Further reading:

Sandra Stanley Holton, ‘Women’s Social and Political Union (act. 1903–1914)’, Oxford Dictionary of National Biography, Oxford University Press. [http://www.oxforddnb.com.ezproxy.library.ubc.ca/view/theme/95579, accessed 20 Nov 2011]

E. Crawford, Women’s suffrage movement in Britain and Ireland: a regional survey (NY: Routledge, 2005)

S. S. Holton, Feminism and democracy: women’s suffrage and reform politics in Britain, 1900–1918 (Cambridge: Cambridge University Press, 2003)

Martin Pugh, The March of the Women: A Revisionist Analysis of the Campaign for Women’s Suffrage, 1866-1914 (Oxford: Oxford University Press, 2000)

S. S. Holton, Suffrage days: stories from the women’s suffrage movement (London: Routledge, 1996)

S. S. Holton, ‘“In sorrowful wrath”: suffrage militancy and the romantic feminism of Emmeline Pankhurst’, British feminism in the twentieth century, ed. Harold L. Smith (Amherst, Mass: University of Massachusetts Press, 1990), 7–24

J. Liddington and J. Norris, One hand tied behind us: the rise of the women’s suffrage movement (London: Virago, 1978); new edn (2000)

J. Purvis, Emmeline Pankhurst: a biography (London: Routledge, 2002)

A. Rosen, Rise up, women! The militant campaign of the Women’s Social and Political Union, 1903–1914 (London: Routledge & Kegan Paul, 1974)

A. Morley and L. Stanley, The life and death of Emily Wilding Davison (London: Women’s Press, 1988)

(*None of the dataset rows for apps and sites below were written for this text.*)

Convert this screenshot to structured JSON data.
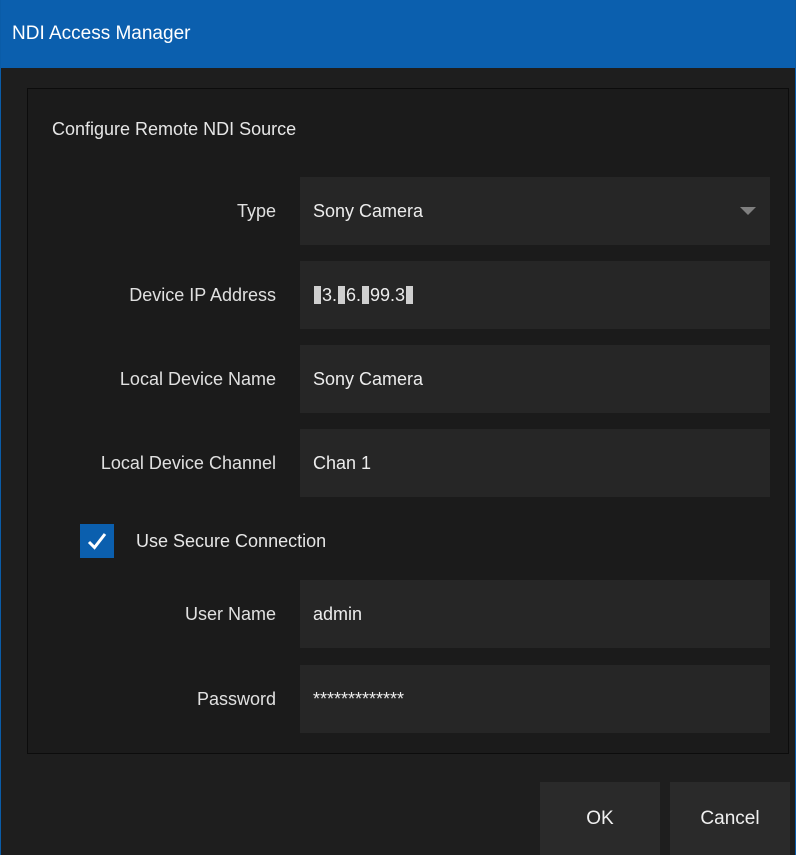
{
  "window": {
    "title": "NDI Access Manager"
  },
  "section": {
    "title": "Configure Remote NDI Source"
  },
  "fields": {
    "type": {
      "label": "Type",
      "value": "Sony Camera",
      "icon": "chevron-down-icon"
    },
    "ip": {
      "label": "Device IP Address",
      "parts": [
        "3.",
        "6.",
        "99.3"
      ]
    },
    "name": {
      "label": "Local Device Name",
      "value": "Sony Camera"
    },
    "channel": {
      "label": "Local Device Channel",
      "value": "Chan 1"
    },
    "secure": {
      "label": "Use Secure Connection",
      "checked": true
    },
    "user": {
      "label": "User Name",
      "value": "admin"
    },
    "password": {
      "label": "Password",
      "value": "*************"
    }
  },
  "buttons": {
    "ok": "OK",
    "cancel": "Cancel"
  },
  "colors": {
    "accent": "#0b5fae",
    "background": "#1e1e1e",
    "field": "#262626"
  }
}
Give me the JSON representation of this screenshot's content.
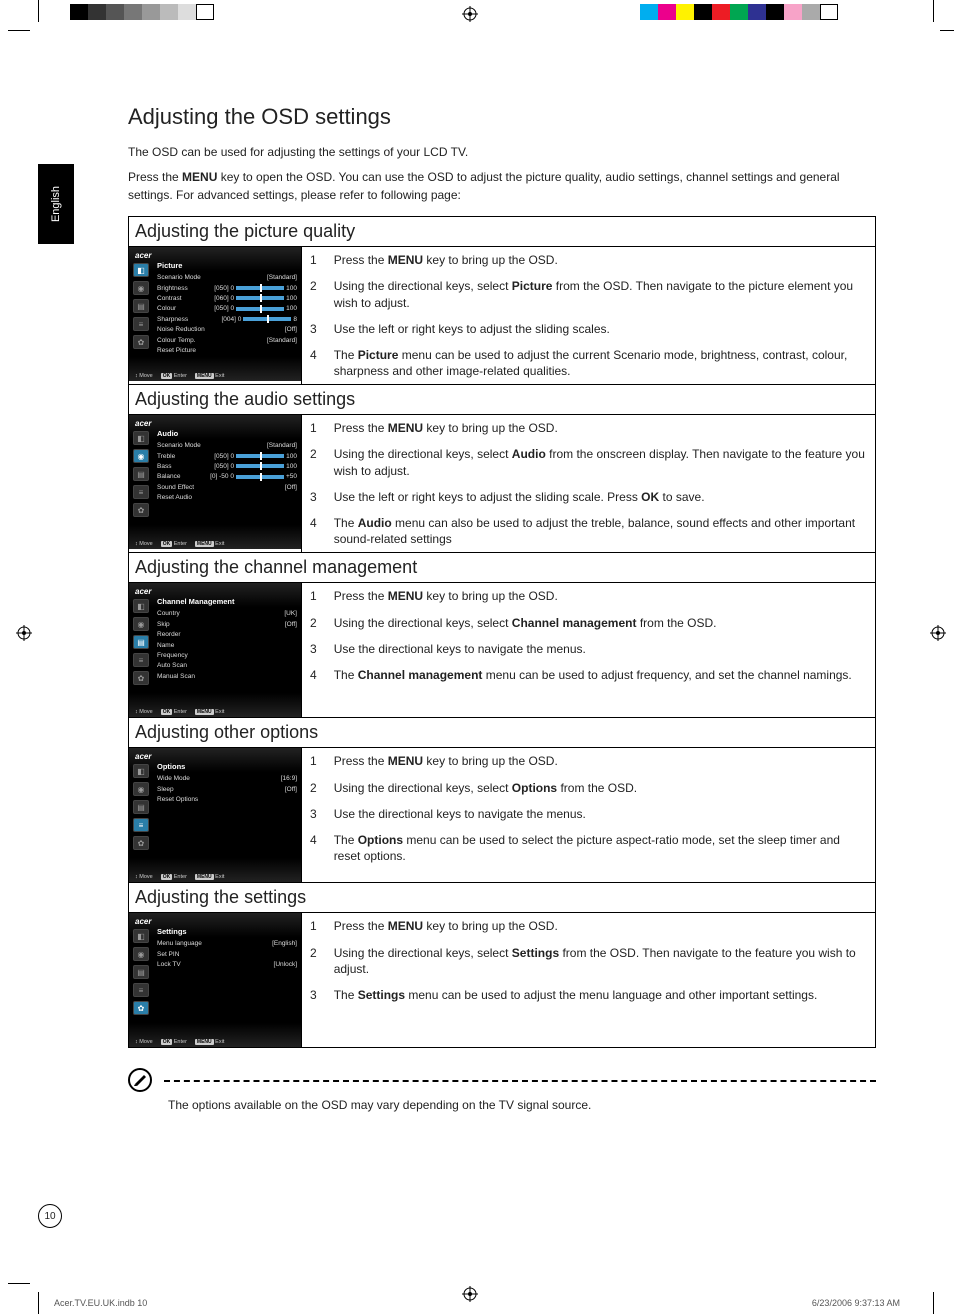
{
  "language_tab": "English",
  "page_title": "Adjusting the OSD settings",
  "intro": {
    "p1": "The OSD can be used for adjusting the settings of your LCD TV.",
    "p2_pre": "Press the ",
    "p2_key": "MENU",
    "p2_post": " key to open the OSD. You can use the OSD to adjust the picture quality, audio settings, channel settings and general settings. For advanced settings, please refer to following page:"
  },
  "sections": [
    {
      "heading": "Adjusting the picture quality",
      "osd": {
        "title": "Picture",
        "active_icon": 0,
        "rows": [
          {
            "lbl": "Scenario Mode",
            "val": "[Standard]"
          },
          {
            "lbl": "Brightness",
            "num": "[050]",
            "slider": true,
            "end": "100"
          },
          {
            "lbl": "Contrast",
            "num": "[060]",
            "slider": true,
            "end": "100"
          },
          {
            "lbl": "Colour",
            "num": "[050]",
            "slider": true,
            "end": "100"
          },
          {
            "lbl": "Sharpness",
            "num": "[004]",
            "slider": true,
            "end": "8"
          },
          {
            "lbl": "Noise Reduction",
            "val": "[Off]"
          },
          {
            "lbl": "Colour Temp.",
            "val": "[Standard]"
          },
          {
            "lbl": "Reset Picture",
            "val": ""
          }
        ]
      },
      "steps": [
        {
          "n": "1",
          "pre": "Press the ",
          "b": "MENU",
          "post": " key to bring up the OSD."
        },
        {
          "n": "2",
          "pre": "Using the directional keys, select ",
          "b": "Picture",
          "post": " from the OSD. Then navigate to the picture element you wish to adjust."
        },
        {
          "n": "3",
          "pre": "Use the left or right keys to adjust the sliding scales.",
          "b": "",
          "post": ""
        },
        {
          "n": "4",
          "pre": "The ",
          "b": "Picture",
          "post": " menu can be used to adjust the current Scenario mode, brightness, contrast, colour, sharpness and other image-related qualities."
        }
      ]
    },
    {
      "heading": "Adjusting the audio settings",
      "osd": {
        "title": "Audio",
        "active_icon": 1,
        "rows": [
          {
            "lbl": "Scenario Mode",
            "val": "[Standard]"
          },
          {
            "lbl": "Treble",
            "num": "[050]",
            "slider": true,
            "end": "100"
          },
          {
            "lbl": "Bass",
            "num": "[050]",
            "slider": true,
            "end": "100"
          },
          {
            "lbl": "Balance",
            "num": "[0]  -50",
            "slider": true,
            "end": "+50"
          },
          {
            "lbl": "Sound Effect",
            "val": "[Off]"
          },
          {
            "lbl": "Reset Audio",
            "val": ""
          }
        ]
      },
      "steps": [
        {
          "n": "1",
          "pre": "Press the ",
          "b": "MENU",
          "post": " key to bring up the OSD."
        },
        {
          "n": "2",
          "pre": "Using the directional keys, select ",
          "b": "Audio",
          "post": " from the onscreen display. Then navigate to the feature you wish to adjust."
        },
        {
          "n": "3",
          "pre": "Use the left or right keys to adjust the sliding scale. Press ",
          "b": "OK",
          "post": " to save."
        },
        {
          "n": "4",
          "pre": "The ",
          "b": "Audio",
          "post": " menu can also be used to adjust the treble, balance, sound effects and other important sound-related settings"
        }
      ]
    },
    {
      "heading": "Adjusting the channel management",
      "osd": {
        "title": "Channel Management",
        "active_icon": 2,
        "rows": [
          {
            "lbl": "Country",
            "val": "[UK]"
          },
          {
            "lbl": "Skip",
            "val": "[Off]"
          },
          {
            "lbl": "Reorder",
            "val": ""
          },
          {
            "lbl": "Name",
            "val": ""
          },
          {
            "lbl": "Frequency",
            "val": ""
          },
          {
            "lbl": "Auto Scan",
            "val": ""
          },
          {
            "lbl": "Manual Scan",
            "val": ""
          }
        ]
      },
      "steps": [
        {
          "n": "1",
          "pre": "Press the ",
          "b": "MENU",
          "post": " key to bring up the OSD."
        },
        {
          "n": "2",
          "pre": "Using the directional keys, select ",
          "b": "Channel management",
          "post": " from the OSD."
        },
        {
          "n": "3",
          "pre": "Use the directional keys to navigate the menus.",
          "b": "",
          "post": ""
        },
        {
          "n": "4",
          "pre": "The ",
          "b": "Channel management",
          "post": " menu can be used to adjust frequency, and set the channel namings."
        }
      ]
    },
    {
      "heading": "Adjusting other options",
      "osd": {
        "title": "Options",
        "active_icon": 3,
        "rows": [
          {
            "lbl": "Wide Mode",
            "val": "[16:9]"
          },
          {
            "lbl": "Sleep",
            "val": "[Off]"
          },
          {
            "lbl": "Reset Options",
            "val": ""
          }
        ]
      },
      "steps": [
        {
          "n": "1",
          "pre": "Press the ",
          "b": "MENU",
          "post": " key to bring up the OSD."
        },
        {
          "n": "2",
          "pre": "Using the directional keys, select ",
          "b": "Options",
          "post": " from the OSD."
        },
        {
          "n": "3",
          "pre": "Use the directional keys to navigate the menus.",
          "b": "",
          "post": ""
        },
        {
          "n": "4",
          "pre": "The ",
          "b": "Options",
          "post": " menu can be used to select the picture aspect-ratio mode, set the sleep timer and reset options."
        }
      ]
    },
    {
      "heading": "Adjusting the settings",
      "osd": {
        "title": "Settings",
        "active_icon": 4,
        "rows": [
          {
            "lbl": "Menu language",
            "val": "[English]"
          },
          {
            "lbl": "Set PIN",
            "val": ""
          },
          {
            "lbl": "Lock TV",
            "val": "[Unlock]"
          }
        ]
      },
      "steps": [
        {
          "n": "1",
          "pre": "Press the ",
          "b": "MENU",
          "post": " key to bring up the OSD."
        },
        {
          "n": "2",
          "pre": "Using the directional keys, select ",
          "b": "Settings",
          "post": " from the OSD. Then navigate to the feature you wish to adjust."
        },
        {
          "n": "3",
          "pre": "The ",
          "b": "Settings",
          "post": " menu can be used to adjust the menu language and other important settings."
        }
      ]
    }
  ],
  "osd_footer": {
    "move": "Move",
    "enter": "Enter",
    "exit": "Exit",
    "exit_key": "MENU",
    "enter_key": "OK"
  },
  "osd_brand": "acer",
  "sidebar_glyphs": [
    "◧",
    "◉",
    "▤",
    "≡",
    "✿"
  ],
  "note_text": "The options available on the OSD may vary depending on the TV signal source.",
  "page_number": "10",
  "imprint_left": "Acer.TV.EU.UK.indb   10",
  "imprint_right": "6/23/2006   9:37:13 AM",
  "colorbars": {
    "left": [
      "#000",
      "#333",
      "#555",
      "#777",
      "#999",
      "#bbb",
      "#ddd",
      "#fff"
    ],
    "right": [
      "#00aeef",
      "#ec008c",
      "#fff200",
      "#000",
      "#ed1c24",
      "#00a651",
      "#2e3192",
      "#000",
      "#f7a3c8",
      "#aaa",
      "#fff"
    ]
  }
}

L. Tickner, The spectacle of women: imagery of the suffrage campaign, 1907–14 (Chicago: University of Chicago Press, 1988)